MUNICH – The last few years have seen the return of the hip pack or bum bag (as it is called in Britain) or fanny pack (as it is called in the USA). An icon of the 1980s, it has seen a return to fashion as a convenient way to carry around your essentials.
This is bolstered by the ubiquitous desire to always have ones mobile phone at hand — to be contactable, take photos, pay with or to access your email, music, appointments, tickets or even your groceries list.
This trend has been embraced by the fashion industry, youth and celebrities, but not everyone may want to make this rather conspicuous fashion statement.
A new product is now launched which provides the convenience of a hip pack while having a discreet profile to complement the rest of your look, rather than take centre stage.
Called the hipi, this hip pack is designed to have a flat and sleek profile, which is enabled by separate pockets arranged to fit close to the body, as well as its stretch fabric material. It is produced by Munich-based accessories startup Vectordesigns UG.
I always wanted a pouch that would carry my essentials but which was also subtle and match everything I wore, says hipi designer and Vectordesigns owner, Su-Lin Chee. I also dont like handbags as they tend to be left behind or stolen. Thats how I ended up designing the hipi and it has indeed been my passion project.
Especially when I became a mother, I needed to have my hands free to carry my little one. Rather than fish around a cavernous bag, I can with the fingers of one hand grab my car keys, for example, while holding my child.
Even before children, I used to love clubbing and dancing, and who can dance with a handbag on you? At the same time, I always worried about my cards and phone when on the dance floor.
Security is an important factor in the design of the hipi. Those travelling to less secure countries need not worry about bags with straps which may be easily snatched by motorcycle thieves, nor pickpockets lifting phones from back pockets (not to mention sitting on ones phone!).

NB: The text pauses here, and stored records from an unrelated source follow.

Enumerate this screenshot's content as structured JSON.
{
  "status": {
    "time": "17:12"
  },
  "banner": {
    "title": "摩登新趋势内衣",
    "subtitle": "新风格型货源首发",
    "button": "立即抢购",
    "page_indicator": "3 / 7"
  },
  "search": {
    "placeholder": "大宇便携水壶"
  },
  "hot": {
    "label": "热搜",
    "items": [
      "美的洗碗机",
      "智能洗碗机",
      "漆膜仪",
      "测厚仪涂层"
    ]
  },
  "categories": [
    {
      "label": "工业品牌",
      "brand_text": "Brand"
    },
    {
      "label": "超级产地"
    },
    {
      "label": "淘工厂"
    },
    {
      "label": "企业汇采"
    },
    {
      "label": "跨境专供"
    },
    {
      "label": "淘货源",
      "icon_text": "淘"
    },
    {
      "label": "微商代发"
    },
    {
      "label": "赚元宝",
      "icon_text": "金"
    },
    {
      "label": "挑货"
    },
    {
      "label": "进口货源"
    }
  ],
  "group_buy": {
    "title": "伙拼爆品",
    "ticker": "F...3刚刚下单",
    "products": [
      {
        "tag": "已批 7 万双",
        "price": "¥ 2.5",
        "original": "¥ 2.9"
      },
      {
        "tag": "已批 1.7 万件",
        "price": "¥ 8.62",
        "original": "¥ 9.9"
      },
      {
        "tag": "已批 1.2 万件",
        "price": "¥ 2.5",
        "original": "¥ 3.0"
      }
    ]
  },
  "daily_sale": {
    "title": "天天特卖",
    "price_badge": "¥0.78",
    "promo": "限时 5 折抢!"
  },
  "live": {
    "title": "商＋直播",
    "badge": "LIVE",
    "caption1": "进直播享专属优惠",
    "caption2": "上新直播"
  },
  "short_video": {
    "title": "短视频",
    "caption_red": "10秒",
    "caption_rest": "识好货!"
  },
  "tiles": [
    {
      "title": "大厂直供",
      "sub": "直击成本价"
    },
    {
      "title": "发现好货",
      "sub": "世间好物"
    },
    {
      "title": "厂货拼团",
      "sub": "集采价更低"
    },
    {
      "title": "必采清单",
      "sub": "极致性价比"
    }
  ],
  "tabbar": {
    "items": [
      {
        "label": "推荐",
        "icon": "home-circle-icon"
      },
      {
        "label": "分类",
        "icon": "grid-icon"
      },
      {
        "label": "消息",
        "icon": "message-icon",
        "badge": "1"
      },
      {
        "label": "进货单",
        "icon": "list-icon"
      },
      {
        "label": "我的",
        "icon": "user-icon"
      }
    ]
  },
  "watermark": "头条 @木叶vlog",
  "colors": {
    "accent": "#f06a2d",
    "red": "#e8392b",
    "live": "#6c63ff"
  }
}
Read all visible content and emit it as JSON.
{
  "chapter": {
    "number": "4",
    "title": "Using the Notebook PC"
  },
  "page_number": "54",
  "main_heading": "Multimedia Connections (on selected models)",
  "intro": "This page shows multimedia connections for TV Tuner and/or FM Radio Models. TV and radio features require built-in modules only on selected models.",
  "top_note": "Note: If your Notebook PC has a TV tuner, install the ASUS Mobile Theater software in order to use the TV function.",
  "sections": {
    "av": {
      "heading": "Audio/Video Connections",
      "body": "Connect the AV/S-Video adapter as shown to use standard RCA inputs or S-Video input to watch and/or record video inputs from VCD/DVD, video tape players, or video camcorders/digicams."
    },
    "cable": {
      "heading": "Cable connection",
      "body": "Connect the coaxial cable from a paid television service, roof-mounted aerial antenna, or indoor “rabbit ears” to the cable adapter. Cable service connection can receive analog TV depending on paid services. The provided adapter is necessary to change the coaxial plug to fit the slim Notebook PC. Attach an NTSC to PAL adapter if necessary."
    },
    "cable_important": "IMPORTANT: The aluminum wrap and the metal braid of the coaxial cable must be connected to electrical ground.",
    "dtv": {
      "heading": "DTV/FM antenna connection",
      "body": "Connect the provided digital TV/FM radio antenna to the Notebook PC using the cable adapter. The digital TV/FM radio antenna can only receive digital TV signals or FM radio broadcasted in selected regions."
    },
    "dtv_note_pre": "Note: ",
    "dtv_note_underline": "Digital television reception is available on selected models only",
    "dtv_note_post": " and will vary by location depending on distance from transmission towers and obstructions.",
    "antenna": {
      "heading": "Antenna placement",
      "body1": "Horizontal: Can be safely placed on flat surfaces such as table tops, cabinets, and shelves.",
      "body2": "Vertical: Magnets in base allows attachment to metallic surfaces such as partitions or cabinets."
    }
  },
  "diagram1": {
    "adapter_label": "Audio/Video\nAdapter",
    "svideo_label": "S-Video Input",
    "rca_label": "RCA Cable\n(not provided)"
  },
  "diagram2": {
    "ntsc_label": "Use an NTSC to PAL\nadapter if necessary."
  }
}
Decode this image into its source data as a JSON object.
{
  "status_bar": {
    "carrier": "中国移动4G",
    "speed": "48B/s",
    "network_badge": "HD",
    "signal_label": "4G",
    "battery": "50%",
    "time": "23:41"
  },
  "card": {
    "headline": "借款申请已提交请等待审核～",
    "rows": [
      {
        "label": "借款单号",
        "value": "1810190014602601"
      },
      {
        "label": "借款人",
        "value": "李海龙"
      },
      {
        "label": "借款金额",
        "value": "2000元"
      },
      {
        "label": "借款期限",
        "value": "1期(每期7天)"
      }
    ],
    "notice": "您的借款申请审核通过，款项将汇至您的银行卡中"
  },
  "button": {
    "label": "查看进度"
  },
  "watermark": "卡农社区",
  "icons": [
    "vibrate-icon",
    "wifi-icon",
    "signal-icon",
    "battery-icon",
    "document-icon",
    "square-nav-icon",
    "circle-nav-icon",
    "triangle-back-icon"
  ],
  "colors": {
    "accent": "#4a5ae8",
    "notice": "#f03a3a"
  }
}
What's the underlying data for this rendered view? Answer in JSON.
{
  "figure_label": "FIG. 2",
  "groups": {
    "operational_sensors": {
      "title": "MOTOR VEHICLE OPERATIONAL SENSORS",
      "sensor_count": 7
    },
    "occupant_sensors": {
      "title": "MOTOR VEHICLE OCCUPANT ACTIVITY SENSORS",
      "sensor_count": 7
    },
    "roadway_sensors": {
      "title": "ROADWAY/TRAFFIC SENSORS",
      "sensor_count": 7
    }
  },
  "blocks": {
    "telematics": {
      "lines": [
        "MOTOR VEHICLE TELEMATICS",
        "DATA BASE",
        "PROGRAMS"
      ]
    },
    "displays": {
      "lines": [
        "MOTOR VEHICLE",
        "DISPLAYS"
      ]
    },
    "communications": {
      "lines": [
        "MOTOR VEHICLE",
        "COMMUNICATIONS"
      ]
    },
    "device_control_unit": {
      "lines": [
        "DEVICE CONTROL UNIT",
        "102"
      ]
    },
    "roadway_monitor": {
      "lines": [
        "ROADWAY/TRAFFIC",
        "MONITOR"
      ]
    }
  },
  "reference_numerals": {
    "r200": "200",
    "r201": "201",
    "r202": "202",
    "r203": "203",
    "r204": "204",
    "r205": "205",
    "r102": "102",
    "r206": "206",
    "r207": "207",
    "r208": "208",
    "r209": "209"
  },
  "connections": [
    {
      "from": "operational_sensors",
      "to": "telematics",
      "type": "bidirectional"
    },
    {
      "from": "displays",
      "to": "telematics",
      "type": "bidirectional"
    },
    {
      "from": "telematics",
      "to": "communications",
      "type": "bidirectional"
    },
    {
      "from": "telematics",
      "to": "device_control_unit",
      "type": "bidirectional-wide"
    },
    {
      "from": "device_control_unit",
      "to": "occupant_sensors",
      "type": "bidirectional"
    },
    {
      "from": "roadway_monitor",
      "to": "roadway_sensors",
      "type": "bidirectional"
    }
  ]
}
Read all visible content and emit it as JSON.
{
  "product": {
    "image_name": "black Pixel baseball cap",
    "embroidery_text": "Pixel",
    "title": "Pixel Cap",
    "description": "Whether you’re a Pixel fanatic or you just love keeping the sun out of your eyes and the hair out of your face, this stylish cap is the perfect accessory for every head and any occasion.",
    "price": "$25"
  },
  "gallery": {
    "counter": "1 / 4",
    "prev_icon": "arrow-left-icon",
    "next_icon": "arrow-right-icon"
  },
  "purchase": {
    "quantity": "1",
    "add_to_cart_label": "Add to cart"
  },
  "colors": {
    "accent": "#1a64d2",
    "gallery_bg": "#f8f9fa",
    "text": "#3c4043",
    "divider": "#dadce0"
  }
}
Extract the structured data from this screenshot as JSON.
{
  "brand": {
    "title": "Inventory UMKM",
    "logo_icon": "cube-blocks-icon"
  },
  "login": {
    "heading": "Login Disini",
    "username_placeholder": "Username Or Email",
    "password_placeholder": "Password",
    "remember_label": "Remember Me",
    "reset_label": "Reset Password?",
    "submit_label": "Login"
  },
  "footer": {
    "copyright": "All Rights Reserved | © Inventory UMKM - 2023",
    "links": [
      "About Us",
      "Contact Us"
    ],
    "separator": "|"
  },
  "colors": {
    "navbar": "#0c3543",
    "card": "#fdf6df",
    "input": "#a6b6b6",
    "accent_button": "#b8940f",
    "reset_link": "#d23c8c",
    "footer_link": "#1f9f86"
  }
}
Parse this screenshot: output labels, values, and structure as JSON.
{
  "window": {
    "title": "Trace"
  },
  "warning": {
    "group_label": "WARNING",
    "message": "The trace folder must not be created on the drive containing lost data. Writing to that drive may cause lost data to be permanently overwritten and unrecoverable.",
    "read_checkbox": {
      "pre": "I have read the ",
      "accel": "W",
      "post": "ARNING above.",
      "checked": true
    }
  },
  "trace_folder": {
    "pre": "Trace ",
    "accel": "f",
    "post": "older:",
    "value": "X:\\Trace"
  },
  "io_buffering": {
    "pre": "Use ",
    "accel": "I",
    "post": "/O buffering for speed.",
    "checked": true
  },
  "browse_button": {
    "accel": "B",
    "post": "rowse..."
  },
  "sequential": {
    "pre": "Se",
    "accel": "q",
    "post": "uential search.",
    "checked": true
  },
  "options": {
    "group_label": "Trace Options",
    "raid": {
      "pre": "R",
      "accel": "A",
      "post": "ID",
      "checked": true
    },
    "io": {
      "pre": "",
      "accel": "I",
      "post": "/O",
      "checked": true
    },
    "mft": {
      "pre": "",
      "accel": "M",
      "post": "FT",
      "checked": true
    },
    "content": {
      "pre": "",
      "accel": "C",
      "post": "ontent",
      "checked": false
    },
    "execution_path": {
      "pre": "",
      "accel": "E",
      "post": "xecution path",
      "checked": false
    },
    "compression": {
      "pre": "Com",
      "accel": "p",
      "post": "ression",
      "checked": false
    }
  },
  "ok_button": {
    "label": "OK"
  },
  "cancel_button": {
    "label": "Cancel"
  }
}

The hipi allows you to separate between your absolute essentials, and other less valuable items. You may then feel secure leaving a larger bag containing anything from a water bottle and cosmetics to snacks and toys, on a restaurant seat or shopping cart, while having your valuables securely with you.
Office warriors, meanwhile, may appreciate being able to nip out to the restrooms, pantry or cafetaria with cash, phone and access card in the hipi, without having to bring the entire handbag.
Unlike running belts which are often one large compartment in which items may move around, the hipi has separate pockets so that your essentials are always at the right place. These are specifically three pockets in the front to fit the phone, keys and sunglasses respectively, as well as a back pocket to fit a passport, checkbook, tissue paper or coins, etc. The phone and keys pockets feature D-rings to which optional retractable reel accessories for added security may be attached.
Unlike running belts which need to be stepped into as well, the hipi comes with luxury golden zippers, which may be zipped on to wear on the hips or waist.
The hipi is great for leggings, which I tend to wear a lot because they are so comfortable and which often dont have pockets themselves, continues Chee. But I also wanted to wear them with skirt or dresses, which often have higher waists.
As a bonus, the wide band gives a slimming effect and modestly covers the groin and bottom, for women like myself who feel conscious of wearing tight-fitting leggings.
The phone pocket of the hipi is additionally lined with silver-composition radiation barrier fabric to protect the users body from mobile phone radiation.
The hipi currently comes in two sizes of Small and Medium to fit UK size 8-10, US size 4-6, EU size 34-40 (Small) or UK size 12-16, US size 8-12, EU size 42-46 (Medium).
It is available to buy online or in shops which are listed on www.hipi.fit.
Vectordesigns UG, Vogesenstr. 21, 81825 München, Deutschland.
HRB 245700, Amstgericht München
Geschäftsführerin: Su-Lin Chee